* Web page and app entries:
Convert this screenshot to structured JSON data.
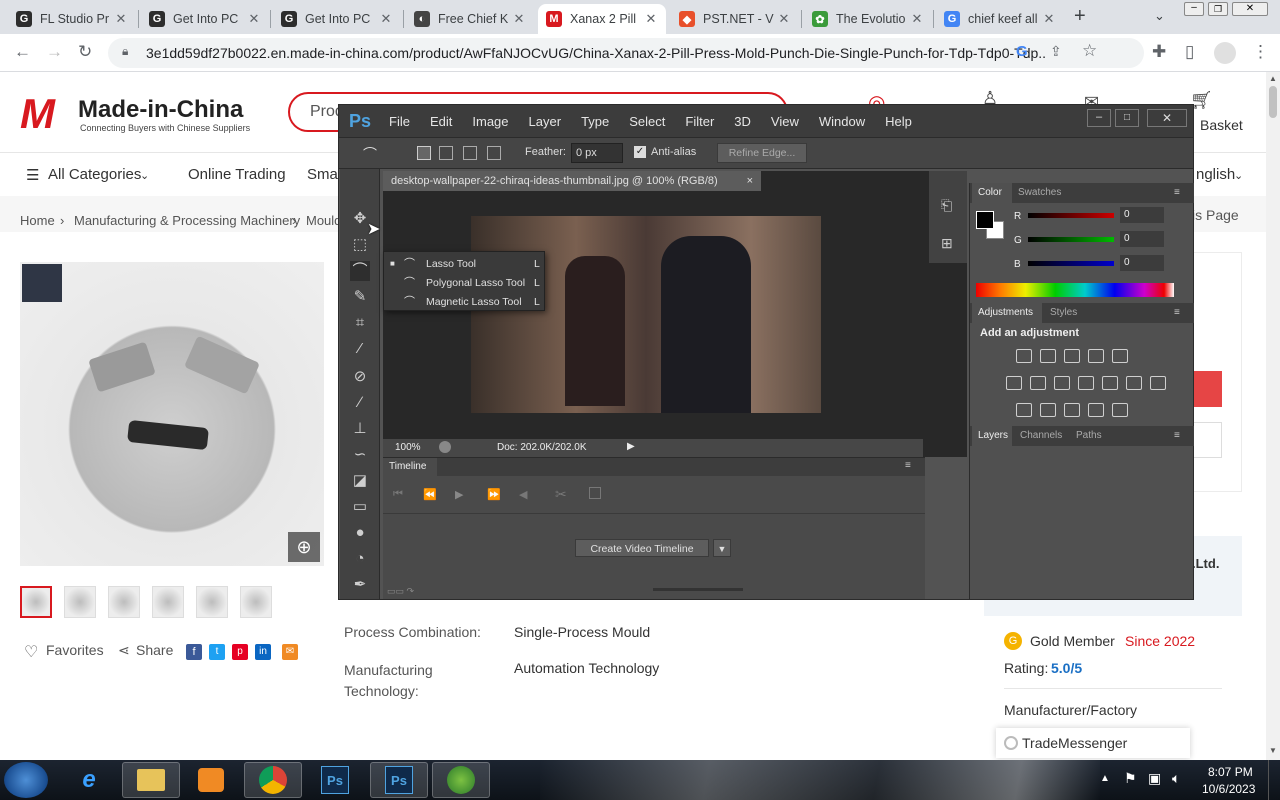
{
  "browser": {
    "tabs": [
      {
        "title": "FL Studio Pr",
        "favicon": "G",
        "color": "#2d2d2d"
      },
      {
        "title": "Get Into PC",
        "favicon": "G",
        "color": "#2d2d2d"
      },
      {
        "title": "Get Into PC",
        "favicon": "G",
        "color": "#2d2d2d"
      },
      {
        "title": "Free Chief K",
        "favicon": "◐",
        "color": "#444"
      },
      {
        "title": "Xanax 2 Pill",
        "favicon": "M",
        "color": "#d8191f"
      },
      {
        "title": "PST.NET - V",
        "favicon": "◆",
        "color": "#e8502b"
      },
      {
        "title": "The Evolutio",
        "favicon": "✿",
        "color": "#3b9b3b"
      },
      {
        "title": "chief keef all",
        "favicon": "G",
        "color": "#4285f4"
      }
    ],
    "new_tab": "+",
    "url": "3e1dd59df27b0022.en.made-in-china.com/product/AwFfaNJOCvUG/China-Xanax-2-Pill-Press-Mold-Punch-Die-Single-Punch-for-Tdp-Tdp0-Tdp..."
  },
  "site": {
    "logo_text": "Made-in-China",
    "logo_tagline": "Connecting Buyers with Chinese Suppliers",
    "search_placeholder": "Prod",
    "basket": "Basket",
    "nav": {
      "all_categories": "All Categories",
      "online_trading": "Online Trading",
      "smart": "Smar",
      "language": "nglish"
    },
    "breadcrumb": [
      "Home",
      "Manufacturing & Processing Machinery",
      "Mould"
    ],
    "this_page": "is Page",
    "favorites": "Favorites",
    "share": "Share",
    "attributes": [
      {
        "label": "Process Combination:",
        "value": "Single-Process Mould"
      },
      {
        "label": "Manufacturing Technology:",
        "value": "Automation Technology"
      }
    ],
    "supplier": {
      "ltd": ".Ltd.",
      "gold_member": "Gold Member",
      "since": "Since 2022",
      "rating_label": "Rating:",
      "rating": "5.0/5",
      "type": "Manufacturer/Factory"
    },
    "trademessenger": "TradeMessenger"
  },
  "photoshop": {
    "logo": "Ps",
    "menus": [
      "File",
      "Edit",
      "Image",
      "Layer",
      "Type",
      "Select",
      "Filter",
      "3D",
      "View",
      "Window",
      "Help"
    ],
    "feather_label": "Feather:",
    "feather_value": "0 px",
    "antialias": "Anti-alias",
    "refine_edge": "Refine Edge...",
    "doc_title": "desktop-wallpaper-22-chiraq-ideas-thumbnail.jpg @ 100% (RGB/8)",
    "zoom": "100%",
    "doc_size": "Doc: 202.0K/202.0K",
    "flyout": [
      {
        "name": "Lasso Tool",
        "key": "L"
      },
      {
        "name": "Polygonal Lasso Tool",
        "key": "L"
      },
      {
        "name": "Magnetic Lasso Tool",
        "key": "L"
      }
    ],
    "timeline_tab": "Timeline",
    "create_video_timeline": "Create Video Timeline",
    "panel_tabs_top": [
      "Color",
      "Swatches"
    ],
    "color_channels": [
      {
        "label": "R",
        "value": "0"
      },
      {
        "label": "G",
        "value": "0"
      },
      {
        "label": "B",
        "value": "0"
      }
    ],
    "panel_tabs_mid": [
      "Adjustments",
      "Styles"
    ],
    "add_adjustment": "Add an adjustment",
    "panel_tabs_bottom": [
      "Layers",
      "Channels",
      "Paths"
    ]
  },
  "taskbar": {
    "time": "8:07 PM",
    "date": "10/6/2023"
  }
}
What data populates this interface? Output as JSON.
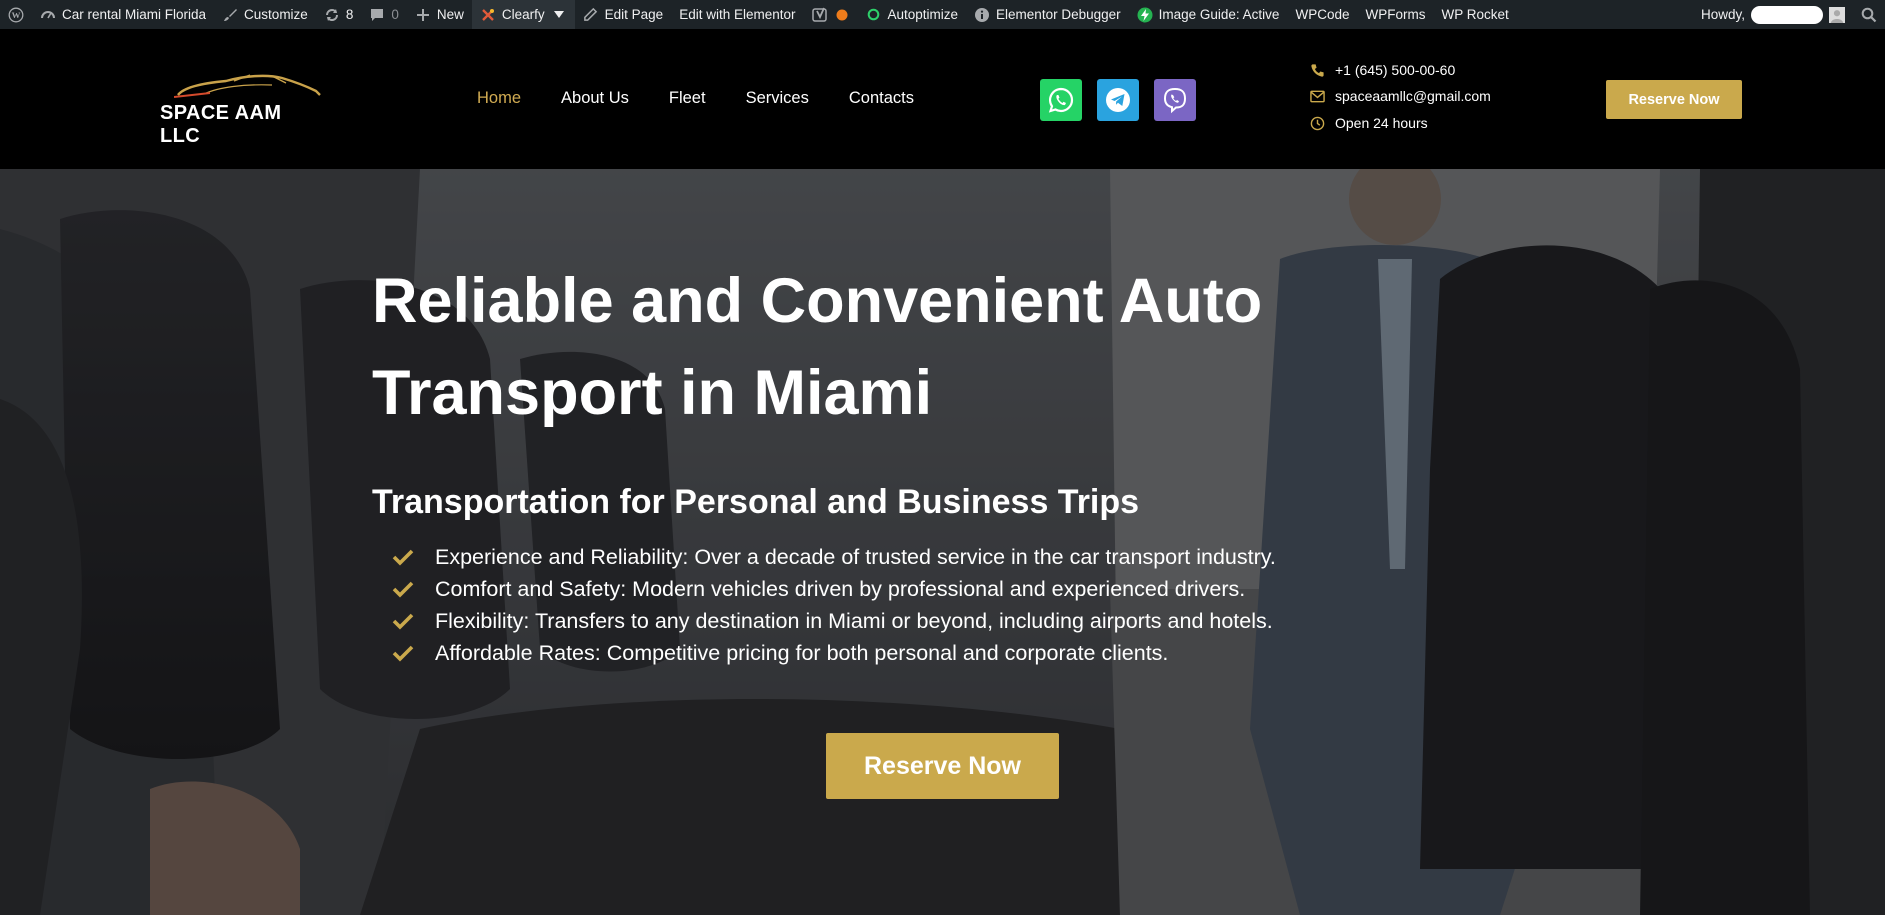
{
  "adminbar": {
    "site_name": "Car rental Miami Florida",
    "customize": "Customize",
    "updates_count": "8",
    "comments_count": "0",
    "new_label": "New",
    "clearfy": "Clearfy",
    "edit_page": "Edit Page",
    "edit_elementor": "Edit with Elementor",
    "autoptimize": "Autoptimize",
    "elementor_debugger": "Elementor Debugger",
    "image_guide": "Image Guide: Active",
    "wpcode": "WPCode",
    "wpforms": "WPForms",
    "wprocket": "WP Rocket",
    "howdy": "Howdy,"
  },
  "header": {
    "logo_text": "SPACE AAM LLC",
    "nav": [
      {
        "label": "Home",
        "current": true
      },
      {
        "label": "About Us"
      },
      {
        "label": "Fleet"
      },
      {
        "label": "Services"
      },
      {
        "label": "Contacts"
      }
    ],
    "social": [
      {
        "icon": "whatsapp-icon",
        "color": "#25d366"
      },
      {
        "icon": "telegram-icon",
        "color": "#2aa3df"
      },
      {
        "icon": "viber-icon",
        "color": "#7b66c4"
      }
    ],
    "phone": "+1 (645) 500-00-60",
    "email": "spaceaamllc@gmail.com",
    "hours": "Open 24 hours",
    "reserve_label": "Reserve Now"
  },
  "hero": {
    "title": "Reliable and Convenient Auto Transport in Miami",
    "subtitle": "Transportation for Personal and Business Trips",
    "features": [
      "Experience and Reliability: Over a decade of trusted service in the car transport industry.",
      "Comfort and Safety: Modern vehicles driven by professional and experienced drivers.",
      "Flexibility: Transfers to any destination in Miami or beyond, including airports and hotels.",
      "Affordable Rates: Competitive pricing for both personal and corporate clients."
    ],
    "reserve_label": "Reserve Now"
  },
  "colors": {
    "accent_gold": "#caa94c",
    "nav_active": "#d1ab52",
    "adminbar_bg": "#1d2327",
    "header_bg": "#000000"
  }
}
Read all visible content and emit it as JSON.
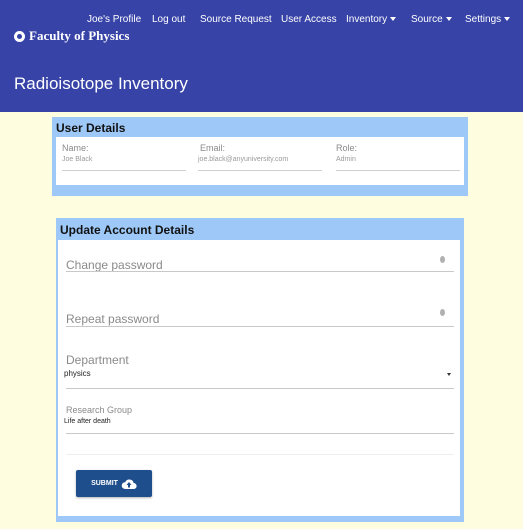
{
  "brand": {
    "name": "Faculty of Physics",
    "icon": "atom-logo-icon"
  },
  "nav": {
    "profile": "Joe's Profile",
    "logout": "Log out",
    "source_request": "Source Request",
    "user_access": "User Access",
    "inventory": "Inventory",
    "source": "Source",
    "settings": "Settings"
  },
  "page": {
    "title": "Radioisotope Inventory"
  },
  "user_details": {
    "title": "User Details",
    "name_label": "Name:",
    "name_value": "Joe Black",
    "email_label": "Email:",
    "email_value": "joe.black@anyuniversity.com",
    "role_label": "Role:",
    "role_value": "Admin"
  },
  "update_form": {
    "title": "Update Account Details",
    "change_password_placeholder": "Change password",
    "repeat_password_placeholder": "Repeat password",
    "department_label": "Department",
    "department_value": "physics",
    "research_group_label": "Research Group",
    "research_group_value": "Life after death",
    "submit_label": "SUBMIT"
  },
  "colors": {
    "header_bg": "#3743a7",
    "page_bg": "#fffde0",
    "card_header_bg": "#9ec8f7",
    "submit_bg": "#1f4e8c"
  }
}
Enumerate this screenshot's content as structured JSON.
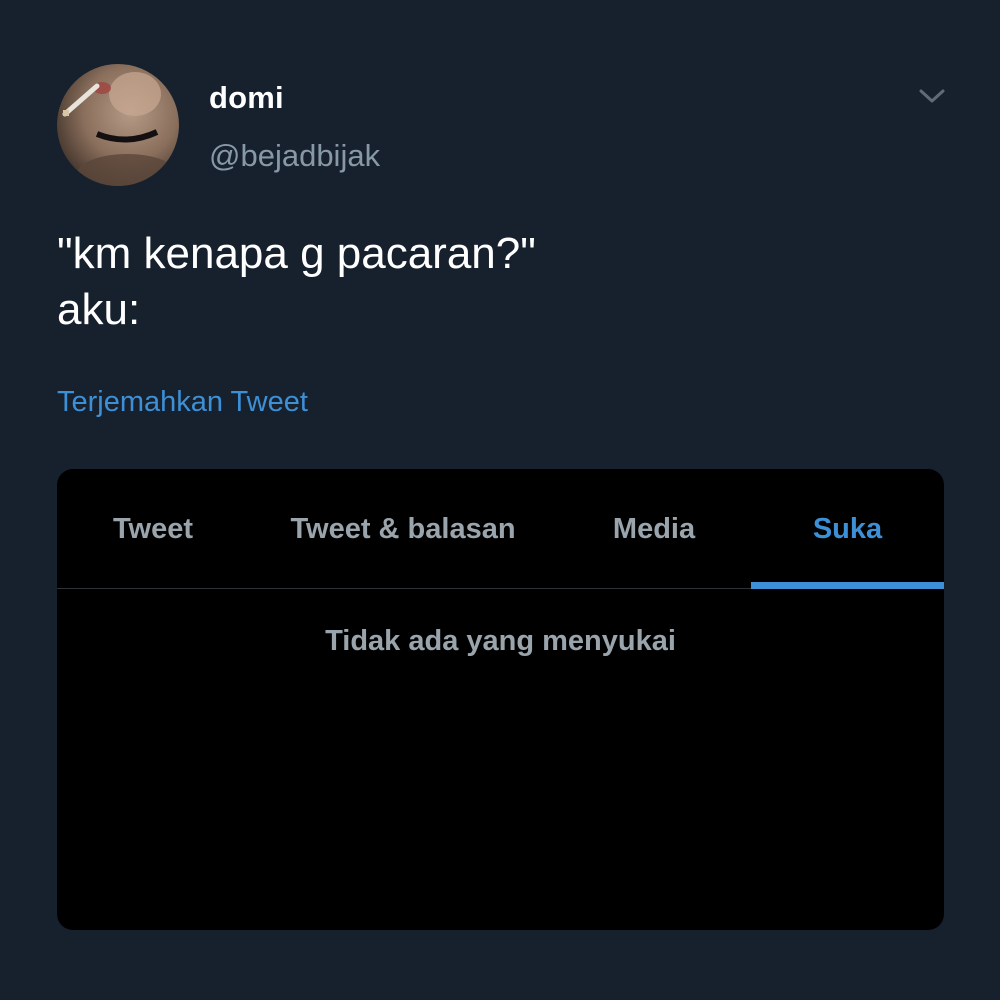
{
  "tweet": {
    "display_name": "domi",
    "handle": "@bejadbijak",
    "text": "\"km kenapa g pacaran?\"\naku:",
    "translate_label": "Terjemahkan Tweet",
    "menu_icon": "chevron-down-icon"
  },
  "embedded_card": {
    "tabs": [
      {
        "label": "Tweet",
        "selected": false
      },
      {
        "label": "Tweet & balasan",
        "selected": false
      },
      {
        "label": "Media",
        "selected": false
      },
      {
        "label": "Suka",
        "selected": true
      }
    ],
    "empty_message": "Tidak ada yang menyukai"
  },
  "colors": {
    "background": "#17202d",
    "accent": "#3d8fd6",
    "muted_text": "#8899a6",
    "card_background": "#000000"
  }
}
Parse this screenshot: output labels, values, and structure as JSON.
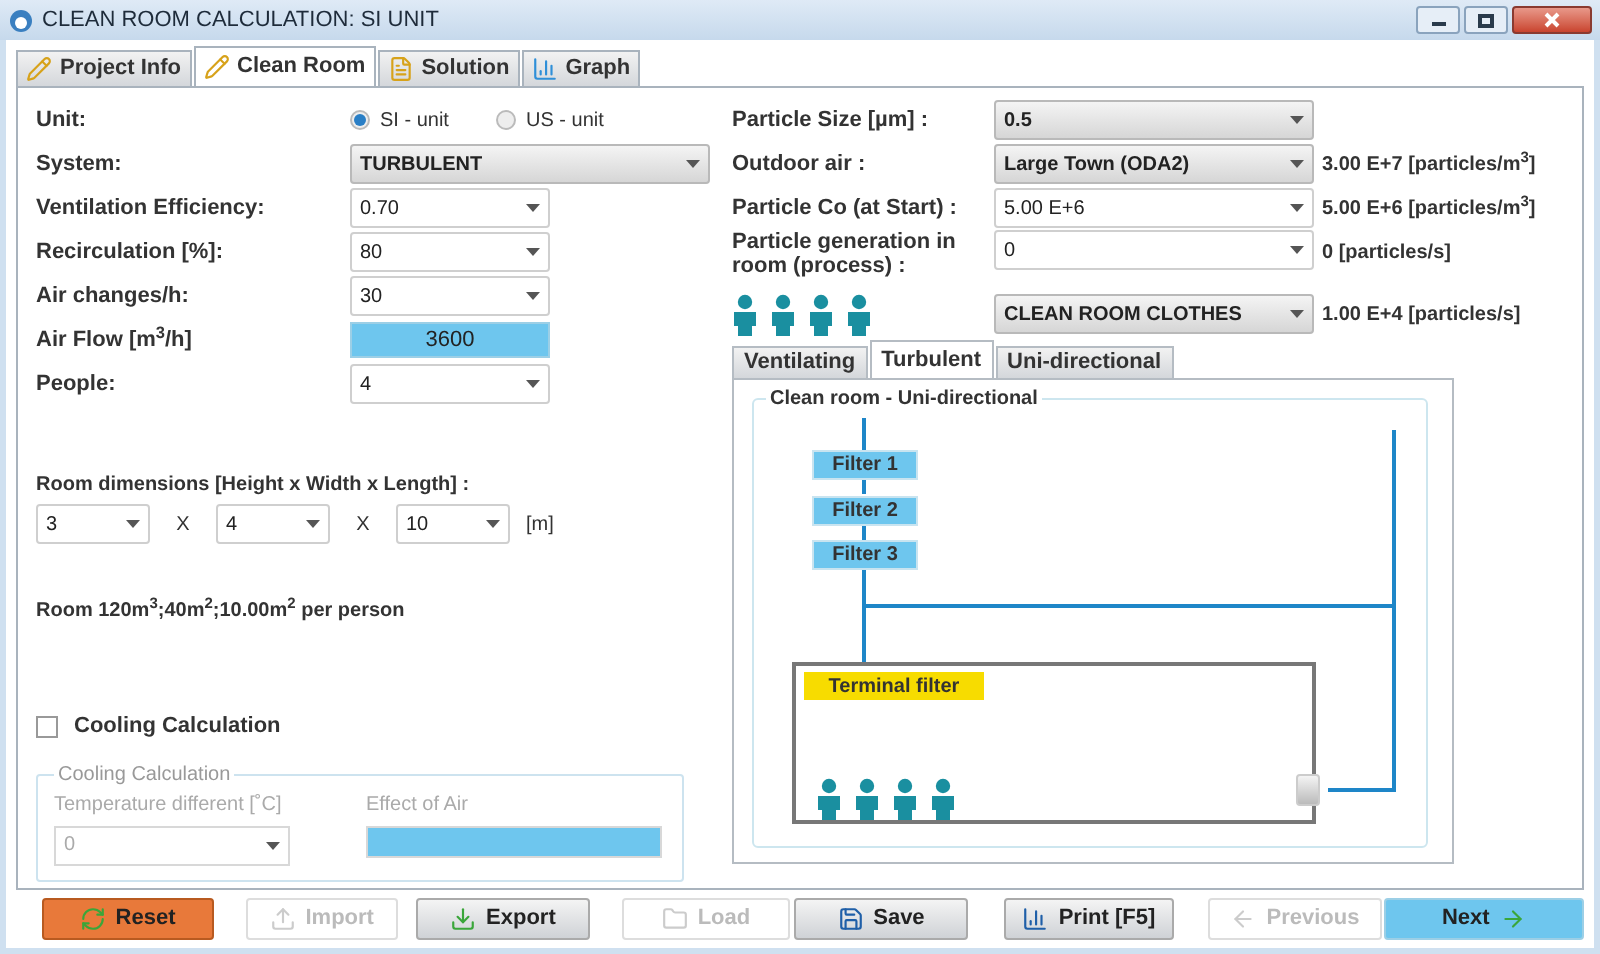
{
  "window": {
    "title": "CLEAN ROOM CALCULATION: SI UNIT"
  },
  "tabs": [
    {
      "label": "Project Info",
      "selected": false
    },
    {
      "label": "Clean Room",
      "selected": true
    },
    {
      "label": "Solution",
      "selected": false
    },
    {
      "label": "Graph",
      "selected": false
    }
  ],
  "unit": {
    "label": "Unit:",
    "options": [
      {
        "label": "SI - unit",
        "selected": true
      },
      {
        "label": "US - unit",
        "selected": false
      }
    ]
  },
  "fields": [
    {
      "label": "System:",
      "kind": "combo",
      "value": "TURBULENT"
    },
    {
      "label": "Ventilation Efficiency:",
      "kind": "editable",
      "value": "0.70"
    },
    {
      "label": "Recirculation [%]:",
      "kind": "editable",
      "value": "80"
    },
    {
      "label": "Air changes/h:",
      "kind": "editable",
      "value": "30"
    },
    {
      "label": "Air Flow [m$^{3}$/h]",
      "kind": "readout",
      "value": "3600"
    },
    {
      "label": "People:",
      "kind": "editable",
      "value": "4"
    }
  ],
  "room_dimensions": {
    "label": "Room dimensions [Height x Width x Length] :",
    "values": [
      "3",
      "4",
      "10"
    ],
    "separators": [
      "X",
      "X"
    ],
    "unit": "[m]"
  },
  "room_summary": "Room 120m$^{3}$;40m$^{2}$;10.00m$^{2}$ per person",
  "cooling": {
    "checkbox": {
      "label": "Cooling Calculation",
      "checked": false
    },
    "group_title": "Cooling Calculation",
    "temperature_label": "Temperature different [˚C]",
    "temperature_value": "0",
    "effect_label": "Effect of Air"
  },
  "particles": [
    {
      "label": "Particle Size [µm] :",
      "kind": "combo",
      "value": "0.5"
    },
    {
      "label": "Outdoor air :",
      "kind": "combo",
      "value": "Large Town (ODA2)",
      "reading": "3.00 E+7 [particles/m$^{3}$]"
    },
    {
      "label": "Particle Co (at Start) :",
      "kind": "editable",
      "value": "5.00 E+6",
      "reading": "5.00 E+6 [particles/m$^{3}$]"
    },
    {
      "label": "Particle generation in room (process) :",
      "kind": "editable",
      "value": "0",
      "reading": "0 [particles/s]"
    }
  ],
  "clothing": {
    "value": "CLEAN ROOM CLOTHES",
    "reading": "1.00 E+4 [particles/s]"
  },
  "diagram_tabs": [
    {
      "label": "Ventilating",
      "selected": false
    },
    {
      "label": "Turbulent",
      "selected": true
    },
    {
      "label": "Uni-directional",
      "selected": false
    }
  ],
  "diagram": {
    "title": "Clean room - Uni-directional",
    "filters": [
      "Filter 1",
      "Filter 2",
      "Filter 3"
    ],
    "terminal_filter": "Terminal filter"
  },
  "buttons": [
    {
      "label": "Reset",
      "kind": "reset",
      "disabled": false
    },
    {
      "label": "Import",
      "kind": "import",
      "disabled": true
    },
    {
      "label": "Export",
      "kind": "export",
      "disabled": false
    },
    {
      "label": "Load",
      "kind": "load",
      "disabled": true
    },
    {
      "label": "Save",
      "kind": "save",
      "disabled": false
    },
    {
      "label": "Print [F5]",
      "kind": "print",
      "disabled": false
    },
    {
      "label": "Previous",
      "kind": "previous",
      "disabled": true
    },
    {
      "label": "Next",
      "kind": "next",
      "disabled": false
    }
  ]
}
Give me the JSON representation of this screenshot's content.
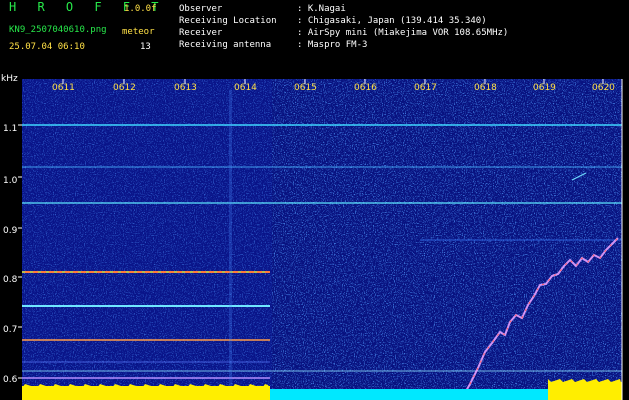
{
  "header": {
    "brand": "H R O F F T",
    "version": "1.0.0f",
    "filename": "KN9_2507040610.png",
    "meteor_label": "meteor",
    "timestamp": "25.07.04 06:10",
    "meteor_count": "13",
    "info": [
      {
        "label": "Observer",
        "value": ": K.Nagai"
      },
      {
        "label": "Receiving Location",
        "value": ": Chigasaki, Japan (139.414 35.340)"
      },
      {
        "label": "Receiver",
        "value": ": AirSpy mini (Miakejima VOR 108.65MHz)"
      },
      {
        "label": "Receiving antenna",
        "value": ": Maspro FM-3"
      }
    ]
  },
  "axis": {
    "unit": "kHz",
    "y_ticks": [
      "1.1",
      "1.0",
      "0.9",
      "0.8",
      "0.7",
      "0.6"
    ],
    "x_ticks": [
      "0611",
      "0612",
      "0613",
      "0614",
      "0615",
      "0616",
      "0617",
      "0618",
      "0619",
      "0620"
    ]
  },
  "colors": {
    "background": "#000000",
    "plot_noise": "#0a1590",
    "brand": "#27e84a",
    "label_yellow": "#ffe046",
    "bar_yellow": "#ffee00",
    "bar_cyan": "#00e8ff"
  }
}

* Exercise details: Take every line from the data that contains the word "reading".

* Expected output:
      "reading": "3.00 E+7 [particles/m$^{3}$]"
      "reading": "5.00 E+6 [particles/m$^{3}$]"
      "reading": "0 [particles/s]"
    "reading": "1.00 E+4 [particles/s]"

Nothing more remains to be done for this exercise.